Breathe Easy

Upgraded Induction Systems Mean Improved Engine Performance

MODERN CARS have spoiled us. They start on the first try, don’t need to be warmed up, make decent power and sip relatively little fuel. It makes sense that we want the same for our classic cars. For nearly any car, there are many paths for improvement.

The first step is to ensure your engine, ignition and induction system are in good shape. If tuning isn’t your thing, find a shop.

If you want improvement over the dated factory systems, plenty of upgrade options exist. We’ll focus on induction here, but remember to have a good ignition system first; many "carb problems" are often due to ignition issues.

The first options are improved carbs and/or manifolds. You can upgrade to a carb that is easier to work on, has an automatic choke/fast idle, and is ideally matched to your engine. But a carb is just one part of the induction funnel and sometimes needs a matching intake manifold to function at its best. A properly chosen carburetion setup can work wonders.

For cars from the late 1960s into the early ’80s, the emissions cat-and-mouse game often left drivability and performance behind, until manufacturers started mass-producing fuel-injected vehicles. For these cars, induction upgrades are sometimes to “backdate” to pre-emissions-era setups. For example, it’s common with British cars to retrofit multiple SU induction setups in place of single Zenith/Stromberg setups or to install various Weber carburetors. For American cars, Holley and Edelbrock offer many options. Of course, like all upgrades, they may not fit your state’s emissions regulations, so check first.

Fuel injection is an increasingly common choice. Options start with throttle-body carb conversions and move on to full engine management systems that take care of ignition and everything else. One new system is Holley’s Terminator EFI. Systems like this provide true modern-car drivability, but require a more complex set of components and a deeper pocketbook.

The final option is forced induction through supercharging or turbocharging. Again, there are many systems available. Properly designed and installed, they will not only transform the drivability of a car but greatly increase its power band.

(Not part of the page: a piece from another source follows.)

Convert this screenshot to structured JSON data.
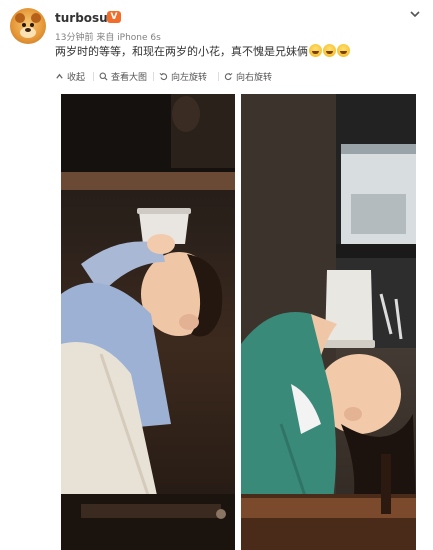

If properly researched and installed, these upgrades can be done at home by a hands-on enthusiast. However, it’s often helpful to find a professional partner who can answer questions or perform the final tune — and bail you out of a jam if needed.

0 Reader Comments

Join the Discussion